Web page and app entries
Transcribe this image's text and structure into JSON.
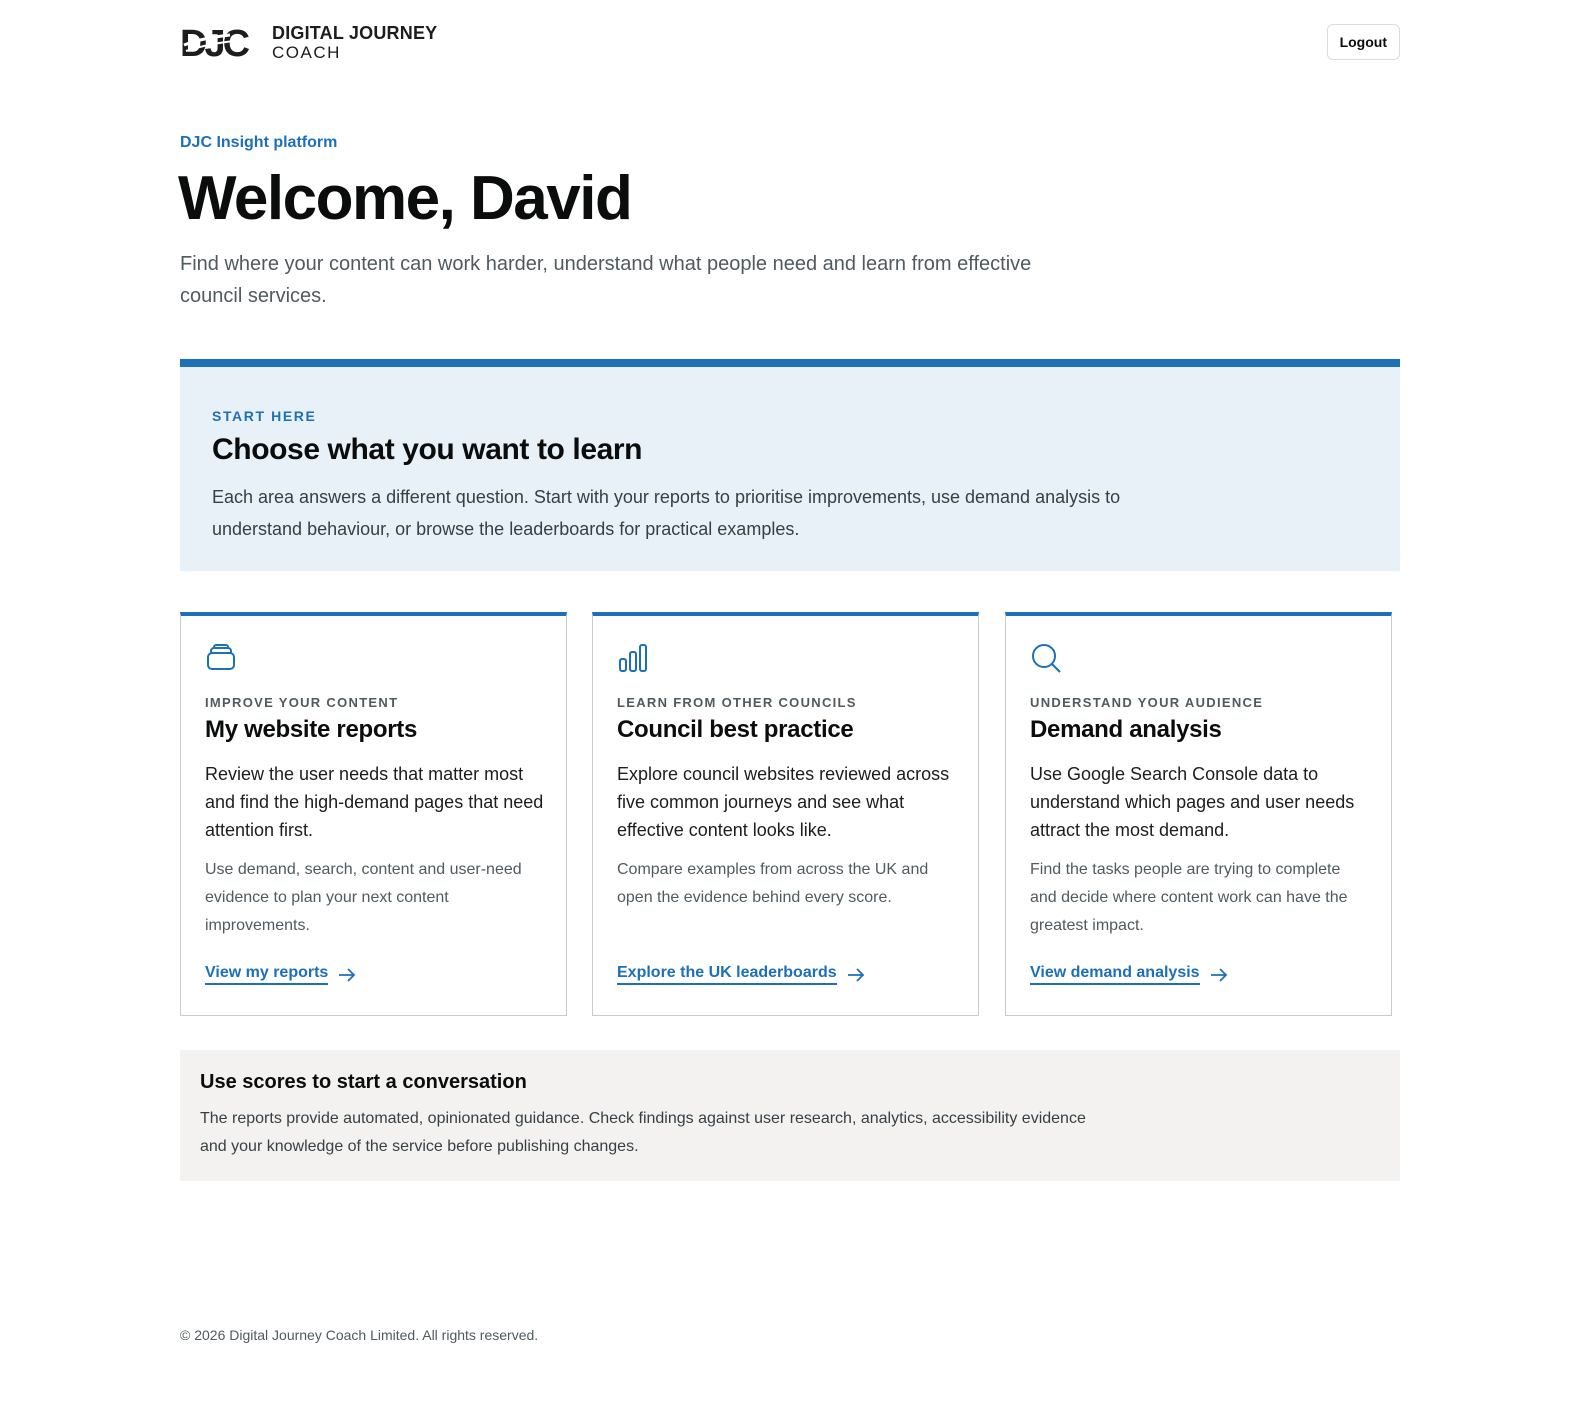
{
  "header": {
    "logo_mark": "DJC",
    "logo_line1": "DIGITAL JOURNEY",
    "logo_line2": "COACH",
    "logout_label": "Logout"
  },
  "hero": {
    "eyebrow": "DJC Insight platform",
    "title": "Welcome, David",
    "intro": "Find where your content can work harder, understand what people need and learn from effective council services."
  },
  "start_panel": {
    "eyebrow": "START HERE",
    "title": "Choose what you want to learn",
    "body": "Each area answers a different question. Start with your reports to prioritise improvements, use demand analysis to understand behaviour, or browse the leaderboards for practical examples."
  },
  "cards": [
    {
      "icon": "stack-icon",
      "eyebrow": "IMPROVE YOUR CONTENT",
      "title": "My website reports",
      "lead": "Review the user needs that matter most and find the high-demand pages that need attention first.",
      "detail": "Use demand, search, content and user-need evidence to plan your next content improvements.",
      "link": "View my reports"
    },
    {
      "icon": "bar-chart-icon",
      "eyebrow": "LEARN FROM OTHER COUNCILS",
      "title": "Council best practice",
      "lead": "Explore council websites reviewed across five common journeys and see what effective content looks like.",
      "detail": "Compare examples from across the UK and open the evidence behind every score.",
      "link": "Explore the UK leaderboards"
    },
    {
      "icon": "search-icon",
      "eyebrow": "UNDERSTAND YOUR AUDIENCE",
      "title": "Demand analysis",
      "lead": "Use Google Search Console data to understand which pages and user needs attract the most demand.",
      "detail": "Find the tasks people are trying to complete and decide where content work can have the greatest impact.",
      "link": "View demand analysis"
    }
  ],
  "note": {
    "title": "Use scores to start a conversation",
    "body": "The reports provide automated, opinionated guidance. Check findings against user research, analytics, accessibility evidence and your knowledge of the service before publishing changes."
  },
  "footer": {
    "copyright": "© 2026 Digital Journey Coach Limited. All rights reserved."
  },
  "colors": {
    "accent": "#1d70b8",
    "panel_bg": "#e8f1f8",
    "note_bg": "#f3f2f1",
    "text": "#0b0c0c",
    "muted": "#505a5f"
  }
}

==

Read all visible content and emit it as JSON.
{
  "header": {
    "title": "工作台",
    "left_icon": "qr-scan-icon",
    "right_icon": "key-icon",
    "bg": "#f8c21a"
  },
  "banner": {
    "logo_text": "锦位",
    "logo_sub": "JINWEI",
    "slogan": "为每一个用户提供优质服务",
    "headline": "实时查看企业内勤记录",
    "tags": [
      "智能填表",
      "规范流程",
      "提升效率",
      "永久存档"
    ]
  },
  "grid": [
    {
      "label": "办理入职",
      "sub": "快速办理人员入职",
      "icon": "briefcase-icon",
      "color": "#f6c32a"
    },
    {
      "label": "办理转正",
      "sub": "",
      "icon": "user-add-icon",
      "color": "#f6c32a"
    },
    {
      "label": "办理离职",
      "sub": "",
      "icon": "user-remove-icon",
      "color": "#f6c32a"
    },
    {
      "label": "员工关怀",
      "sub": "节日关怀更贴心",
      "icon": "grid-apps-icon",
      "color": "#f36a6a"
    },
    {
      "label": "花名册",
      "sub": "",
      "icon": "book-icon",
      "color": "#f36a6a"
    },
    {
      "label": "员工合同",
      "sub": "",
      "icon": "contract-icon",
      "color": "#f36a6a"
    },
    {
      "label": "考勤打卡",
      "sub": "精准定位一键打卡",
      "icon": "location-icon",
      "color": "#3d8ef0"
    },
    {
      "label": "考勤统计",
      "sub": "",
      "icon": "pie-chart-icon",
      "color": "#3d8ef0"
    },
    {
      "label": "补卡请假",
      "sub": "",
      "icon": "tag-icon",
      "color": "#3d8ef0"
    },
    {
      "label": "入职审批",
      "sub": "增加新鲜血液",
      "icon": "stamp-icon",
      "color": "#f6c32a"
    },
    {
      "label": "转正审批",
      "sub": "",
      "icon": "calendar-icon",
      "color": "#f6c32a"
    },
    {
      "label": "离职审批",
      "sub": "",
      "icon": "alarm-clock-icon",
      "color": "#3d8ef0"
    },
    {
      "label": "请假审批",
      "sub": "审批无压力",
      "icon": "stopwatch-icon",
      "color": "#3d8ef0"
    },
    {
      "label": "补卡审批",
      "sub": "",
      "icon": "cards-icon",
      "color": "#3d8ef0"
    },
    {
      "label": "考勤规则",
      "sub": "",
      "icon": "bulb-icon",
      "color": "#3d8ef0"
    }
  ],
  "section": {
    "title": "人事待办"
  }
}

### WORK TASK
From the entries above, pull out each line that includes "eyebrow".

### ANSWER TO THIS EXERCISE
    "eyebrow": "DJC Insight platform",
    "eyebrow": "START HERE",
      "eyebrow": "IMPROVE YOUR CONTENT",
      "eyebrow": "LEARN FROM OTHER COUNCILS",
      "eyebrow": "UNDERSTAND YOUR AUDIENCE",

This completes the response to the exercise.